▶ **Dataset rows describing interfaces**:
----

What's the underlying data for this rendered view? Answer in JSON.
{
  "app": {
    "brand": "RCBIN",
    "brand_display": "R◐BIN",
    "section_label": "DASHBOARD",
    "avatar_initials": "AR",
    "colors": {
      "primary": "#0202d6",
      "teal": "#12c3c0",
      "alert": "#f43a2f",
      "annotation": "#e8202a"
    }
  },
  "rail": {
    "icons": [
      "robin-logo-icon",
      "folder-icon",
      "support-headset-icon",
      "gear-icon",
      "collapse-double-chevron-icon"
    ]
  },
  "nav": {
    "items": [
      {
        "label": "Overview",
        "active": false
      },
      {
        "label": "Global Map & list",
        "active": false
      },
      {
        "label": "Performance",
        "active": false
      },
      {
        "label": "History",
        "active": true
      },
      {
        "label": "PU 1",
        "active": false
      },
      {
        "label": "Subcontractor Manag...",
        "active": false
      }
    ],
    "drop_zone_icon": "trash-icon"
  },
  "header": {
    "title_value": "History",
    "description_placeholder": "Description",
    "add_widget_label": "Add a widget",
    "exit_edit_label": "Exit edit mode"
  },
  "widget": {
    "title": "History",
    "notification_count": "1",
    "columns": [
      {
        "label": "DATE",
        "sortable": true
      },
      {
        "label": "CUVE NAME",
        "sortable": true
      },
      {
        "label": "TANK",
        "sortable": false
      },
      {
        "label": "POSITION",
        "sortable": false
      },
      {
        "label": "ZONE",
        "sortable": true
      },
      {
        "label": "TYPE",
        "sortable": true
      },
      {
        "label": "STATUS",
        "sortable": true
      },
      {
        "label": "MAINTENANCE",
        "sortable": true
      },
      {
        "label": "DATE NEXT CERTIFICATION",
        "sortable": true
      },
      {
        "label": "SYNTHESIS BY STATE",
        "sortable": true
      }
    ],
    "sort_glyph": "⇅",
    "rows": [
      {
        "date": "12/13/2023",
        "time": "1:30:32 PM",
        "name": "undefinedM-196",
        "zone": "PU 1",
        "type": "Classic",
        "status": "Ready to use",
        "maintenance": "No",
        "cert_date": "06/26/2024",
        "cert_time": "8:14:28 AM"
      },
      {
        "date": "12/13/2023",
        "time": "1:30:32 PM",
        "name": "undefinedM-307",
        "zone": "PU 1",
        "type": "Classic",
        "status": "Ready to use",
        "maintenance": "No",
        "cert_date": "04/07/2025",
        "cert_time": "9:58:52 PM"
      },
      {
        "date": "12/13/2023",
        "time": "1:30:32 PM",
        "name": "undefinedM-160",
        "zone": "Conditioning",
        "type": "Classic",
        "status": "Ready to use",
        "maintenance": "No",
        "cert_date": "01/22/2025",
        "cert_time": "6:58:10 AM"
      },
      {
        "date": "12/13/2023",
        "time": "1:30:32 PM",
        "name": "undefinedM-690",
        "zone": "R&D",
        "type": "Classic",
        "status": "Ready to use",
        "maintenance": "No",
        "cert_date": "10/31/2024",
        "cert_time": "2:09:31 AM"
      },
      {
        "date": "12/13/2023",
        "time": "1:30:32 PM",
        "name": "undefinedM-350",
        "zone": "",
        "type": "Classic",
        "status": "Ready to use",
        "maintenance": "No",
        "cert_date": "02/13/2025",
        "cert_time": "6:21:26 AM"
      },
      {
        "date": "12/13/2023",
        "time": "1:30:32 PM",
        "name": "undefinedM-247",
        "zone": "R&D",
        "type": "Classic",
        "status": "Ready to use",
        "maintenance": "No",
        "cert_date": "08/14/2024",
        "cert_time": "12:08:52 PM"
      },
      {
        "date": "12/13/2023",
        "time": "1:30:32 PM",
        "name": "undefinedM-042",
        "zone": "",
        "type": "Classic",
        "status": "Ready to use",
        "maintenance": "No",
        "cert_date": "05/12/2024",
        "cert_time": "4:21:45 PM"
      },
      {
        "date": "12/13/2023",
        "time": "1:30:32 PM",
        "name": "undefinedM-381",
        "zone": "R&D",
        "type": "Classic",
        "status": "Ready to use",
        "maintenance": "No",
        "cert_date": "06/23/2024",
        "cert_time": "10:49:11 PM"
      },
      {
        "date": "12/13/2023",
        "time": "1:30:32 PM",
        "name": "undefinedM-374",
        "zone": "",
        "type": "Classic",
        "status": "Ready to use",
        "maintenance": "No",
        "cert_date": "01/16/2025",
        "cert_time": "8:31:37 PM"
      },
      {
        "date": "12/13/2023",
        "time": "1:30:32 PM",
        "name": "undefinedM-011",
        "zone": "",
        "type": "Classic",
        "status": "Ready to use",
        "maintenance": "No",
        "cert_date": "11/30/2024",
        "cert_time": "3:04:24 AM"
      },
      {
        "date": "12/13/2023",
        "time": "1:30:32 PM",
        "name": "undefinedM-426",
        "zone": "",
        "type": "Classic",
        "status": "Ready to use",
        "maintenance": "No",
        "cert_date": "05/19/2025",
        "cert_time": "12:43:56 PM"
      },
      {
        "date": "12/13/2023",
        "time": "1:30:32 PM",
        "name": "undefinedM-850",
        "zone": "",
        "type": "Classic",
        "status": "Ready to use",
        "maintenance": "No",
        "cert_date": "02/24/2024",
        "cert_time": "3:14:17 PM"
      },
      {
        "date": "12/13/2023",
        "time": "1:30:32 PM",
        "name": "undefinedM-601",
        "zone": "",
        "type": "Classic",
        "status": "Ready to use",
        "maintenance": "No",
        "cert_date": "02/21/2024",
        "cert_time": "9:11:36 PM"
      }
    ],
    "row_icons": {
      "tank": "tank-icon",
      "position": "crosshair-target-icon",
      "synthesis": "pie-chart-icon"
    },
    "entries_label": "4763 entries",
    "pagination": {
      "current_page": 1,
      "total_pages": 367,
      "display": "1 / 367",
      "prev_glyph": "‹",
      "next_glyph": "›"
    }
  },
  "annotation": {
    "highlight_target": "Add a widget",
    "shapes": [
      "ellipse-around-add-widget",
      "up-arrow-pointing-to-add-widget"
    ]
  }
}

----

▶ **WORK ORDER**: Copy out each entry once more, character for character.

▶ **COMPLETED TASK**:
What's the underlying data for this rendered view? Answer in JSON.
{
  "app": {
    "brand": "RCBIN",
    "brand_display": "R◐BIN",
    "section_label": "DASHBOARD",
    "avatar_initials": "AR",
    "colors": {
      "primary": "#0202d6",
      "teal": "#12c3c0",
      "alert": "#f43a2f",
      "annotation": "#e8202a"
    }
  },
  "rail": {
    "icons": [
      "robin-logo-icon",
      "folder-icon",
      "support-headset-icon",
      "gear-icon",
      "collapse-double-chevron-icon"
    ]
  },
  "nav": {
    "items": [
      {
        "label": "Overview",
        "active": false
      },
      {
        "label": "Global Map & list",
        "active": false
      },
      {
        "label": "Performance",
        "active": false
      },
      {
        "label": "History",
        "active": true
      },
      {
        "label": "PU 1",
        "active": false
      },
      {
        "label": "Subcontractor Manag...",
        "active": false
      }
    ],
    "drop_zone_icon": "trash-icon"
  },
  "header": {
    "title_value": "History",
    "description_placeholder": "Description",
    "add_widget_label": "Add a widget",
    "exit_edit_label": "Exit edit mode"
  },
  "widget": {
    "title": "History",
    "notification_count": "1",
    "columns": [
      {
        "label": "DATE",
        "sortable": true
      },
      {
        "label": "CUVE NAME",
        "sortable": true
      },
      {
        "label": "TANK",
        "sortable": false
      },
      {
        "label": "POSITION",
        "sortable": false
      },
      {
        "label": "ZONE",
        "sortable": true
      },
      {
        "label": "TYPE",
        "sortable": true
      },
      {
        "label": "STATUS",
        "sortable": true
      },
      {
        "label": "MAINTENANCE",
        "sortable": true
      },
      {
        "label": "DATE NEXT CERTIFICATION",
        "sortable": true
      },
      {
        "label": "SYNTHESIS BY STATE",
        "sortable": true
      }
    ],
    "sort_glyph": "⇅",
    "rows": [
      {
        "date": "12/13/2023",
        "time": "1:30:32 PM",
        "name": "undefinedM-196",
        "zone": "PU 1",
        "type": "Classic",
        "status": "Ready to use",
        "maintenance": "No",
        "cert_date": "06/26/2024",
        "cert_time": "8:14:28 AM"
      },
      {
        "date": "12/13/2023",
        "time": "1:30:32 PM",
        "name": "undefinedM-307",
        "zone": "PU 1",
        "type": "Classic",
        "status": "Ready to use",
        "maintenance": "No",
        "cert_date": "04/07/2025",
        "cert_time": "9:58:52 PM"
      },
      {
        "date": "12/13/2023",
        "time": "1:30:32 PM",
        "name": "undefinedM-160",
        "zone": "Conditioning",
        "type": "Classic",
        "status": "Ready to use",
        "maintenance": "No",
        "cert_date": "01/22/2025",
        "cert_time": "6:58:10 AM"
      },
      {
        "date": "12/13/2023",
        "time": "1:30:32 PM",
        "name": "undefinedM-690",
        "zone": "R&D",
        "type": "Classic",
        "status": "Ready to use",
        "maintenance": "No",
        "cert_date": "10/31/2024",
        "cert_time": "2:09:31 AM"
      },
      {
        "date": "12/13/2023",
        "time": "1:30:32 PM",
        "name": "undefinedM-350",
        "zone": "",
        "type": "Classic",
        "status": "Ready to use",
        "maintenance": "No",
        "cert_date": "02/13/2025",
        "cert_time": "6:21:26 AM"
      },
      {
        "date": "12/13/2023",
        "time": "1:30:32 PM",
        "name": "undefinedM-247",
        "zone": "R&D",
        "type": "Classic",
        "status": "Ready to use",
        "maintenance": "No",
        "cert_date": "08/14/2024",
        "cert_time": "12:08:52 PM"
      },
      {
        "date": "12/13/2023",
        "time": "1:30:32 PM",
        "name": "undefinedM-042",
        "zone": "",
        "type": "Classic",
        "status": "Ready to use",
        "maintenance": "No",
        "cert_date": "05/12/2024",
        "cert_time": "4:21:45 PM"
      },
      {
        "date": "12/13/2023",
        "time": "1:30:32 PM",
        "name": "undefinedM-381",
        "zone": "R&D",
        "type": "Classic",
        "status": "Ready to use",
        "maintenance": "No",
        "cert_date": "06/23/2024",
        "cert_time": "10:49:11 PM"
      },
      {
        "date": "12/13/2023",
        "time": "1:30:32 PM",
        "name": "undefinedM-374",
        "zone": "",
        "type": "Classic",
        "status": "Ready to use",
        "maintenance": "No",
        "cert_date": "01/16/2025",
        "cert_time": "8:31:37 PM"
      },
      {
        "date": "12/13/2023",
        "time": "1:30:32 PM",
        "name": "undefinedM-011",
        "zone": "",
        "type": "Classic",
        "status": "Ready to use",
        "maintenance": "No",
        "cert_date": "11/30/2024",
        "cert_time": "3:04:24 AM"
      },
      {
        "date": "12/13/2023",
        "time": "1:30:32 PM",
        "name": "undefinedM-426",
        "zone": "",
        "type": "Classic",
        "status": "Ready to use",
        "maintenance": "No",
        "cert_date": "05/19/2025",
        "cert_time": "12:43:56 PM"
      },
      {
        "date": "12/13/2023",
        "time": "1:30:32 PM",
        "name": "undefinedM-850",
        "zone": "",
        "type": "Classic",
        "status": "Ready to use",
        "maintenance": "No",
        "cert_date": "02/24/2024",
        "cert_time": "3:14:17 PM"
      },
      {
        "date": "12/13/2023",
        "time": "1:30:32 PM",
        "name": "undefinedM-601",
        "zone": "",
        "type": "Classic",
        "status": "Ready to use",
        "maintenance": "No",
        "cert_date": "02/21/2024",
        "cert_time": "9:11:36 PM"
      }
    ],
    "row_icons": {
      "tank": "tank-icon",
      "position": "crosshair-target-icon",
      "synthesis": "pie-chart-icon"
    },
    "entries_label": "4763 entries",
    "pagination": {
      "current_page": 1,
      "total_pages": 367,
      "display": "1 / 367",
      "prev_glyph": "‹",
      "next_glyph": "›"
    }
  },
  "annotation": {
    "highlight_target": "Add a widget",
    "shapes": [
      "ellipse-around-add-widget",
      "up-arrow-pointing-to-add-widget"
    ]
  }
}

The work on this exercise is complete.